It seemed clear that for this to have the largest impact it could possibly have in terms of teaching all these people around the world who would never have access to this kind of high-quality education, we needed to make this available not just to Stanford but to a number of top institutions that could offer their great content to all these people. That is when we decided to spin this out of Stanford and build up this platform that would provide this experience for students as well as a good experience for faculty to effectively author these large online classes that are open to the world.
Teaching courses to student cohorts ranging from tens of thousands to more than 100,000 affects the pedagogy and design of the courses as well as the technology to support them. The backbone of the courses is video lectures that are less than 15 minutes long. These lectures have embedded assessments to help students gauge their learning. Because it's not practical to hand-grade assignments for these large course sizes, automatic or peer grading technologies have been developed to make grading tractable. One advantage of the automatic grading is that students get immediate feedback to inform their learning.
Getting student questions answered in such a large course is another challenge that requires a fresh approach. According to Koller,
We built in the opportunity for students to interact with each other in meaningful ways and have one student help another through the hard bits so they could work together to achieve a better outcome for everyone. There was a real community built up where students felt incredibly motivated to help each other and answer each other's questions to the point that in the Fall quarter of 2011, the median response time for a question posted on the forum was 22 minutes. Because there was such a broad worldwide community of students all working together, even if someone was working at 3:00 a.m., chances are that somewhere around the world, there would be somebody else who was awake and thinking about the same problem.
Students also formed study groups based on geographic proximity or areas of interest:
They would say, "We have a study group in London, who wants to join?"… different types of groupings formed depending on geography or language or other characteristics they might have in common. This was really a fun thing for the students, and some of them met physically—those that who had geographical proximity—and others just communicated in the virtual space.
It is interesting that the leadership of Coursera, Udacity, and edX are all computer science researchers, perhaps pointing to the fact that a large part of the challenges in building new technologies to support teaching and learning at scale require truly innovative solutions. The early efforts can be greatly improved, and many technical and pedagogical problems remain to be solved.
Even with the challenges that we still encounter in teaching at scale, it appears that we have taken the next step toward a vision for open education. According to Koller,
Our dream is that anyone around the world who has an Internet connection, perhaps via a mobile device, will be able to learn the things they care about. Some things they learn will be pragmatic and will help them get a better job and make more money so they can support their family. But some of the things they learn will just be ways to expand their understanding and imagination by learning amazing things they didn't know about.
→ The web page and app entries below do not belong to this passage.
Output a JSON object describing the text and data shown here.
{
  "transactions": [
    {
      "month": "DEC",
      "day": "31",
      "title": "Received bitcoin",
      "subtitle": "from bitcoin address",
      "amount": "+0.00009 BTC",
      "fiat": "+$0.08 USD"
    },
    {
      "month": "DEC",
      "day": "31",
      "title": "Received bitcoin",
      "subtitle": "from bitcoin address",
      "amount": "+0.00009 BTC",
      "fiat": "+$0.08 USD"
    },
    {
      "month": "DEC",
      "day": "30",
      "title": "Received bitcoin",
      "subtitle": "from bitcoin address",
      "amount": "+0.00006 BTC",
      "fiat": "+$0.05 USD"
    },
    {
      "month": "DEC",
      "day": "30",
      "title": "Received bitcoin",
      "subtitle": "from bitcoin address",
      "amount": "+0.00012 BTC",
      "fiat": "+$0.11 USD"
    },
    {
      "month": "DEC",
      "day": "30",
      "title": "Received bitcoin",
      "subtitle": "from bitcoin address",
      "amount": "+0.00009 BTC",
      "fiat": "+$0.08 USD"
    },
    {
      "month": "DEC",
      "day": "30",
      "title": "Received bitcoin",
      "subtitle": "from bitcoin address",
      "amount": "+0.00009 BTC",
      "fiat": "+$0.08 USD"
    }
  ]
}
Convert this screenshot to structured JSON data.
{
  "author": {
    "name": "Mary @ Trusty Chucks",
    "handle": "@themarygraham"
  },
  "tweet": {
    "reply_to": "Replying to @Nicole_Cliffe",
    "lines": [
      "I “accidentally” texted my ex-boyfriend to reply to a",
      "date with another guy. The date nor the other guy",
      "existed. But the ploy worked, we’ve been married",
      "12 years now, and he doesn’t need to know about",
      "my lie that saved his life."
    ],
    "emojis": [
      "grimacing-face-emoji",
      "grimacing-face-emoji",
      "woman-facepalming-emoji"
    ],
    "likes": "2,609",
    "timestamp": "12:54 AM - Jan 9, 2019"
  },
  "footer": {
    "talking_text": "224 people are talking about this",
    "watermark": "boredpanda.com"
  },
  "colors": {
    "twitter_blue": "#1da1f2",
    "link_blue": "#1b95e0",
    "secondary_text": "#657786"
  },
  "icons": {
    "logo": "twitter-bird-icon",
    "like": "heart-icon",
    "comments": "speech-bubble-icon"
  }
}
In a sense, the experience that began at Stanford in the fall of 2011 has put the idea of providing open and scalable educational experiences into our collective conscience. It will be interesting to see how far we progress down this path in the next few years.
Charles Severance, Computing Conversations column editor and Computer's multimedia editor, is a clinical associate professor and teaches in the School of Information at the University of Michigan. Severance is also a Coursera instructor. You can follow him on Twitter @drchuck or contact him at email@example.com.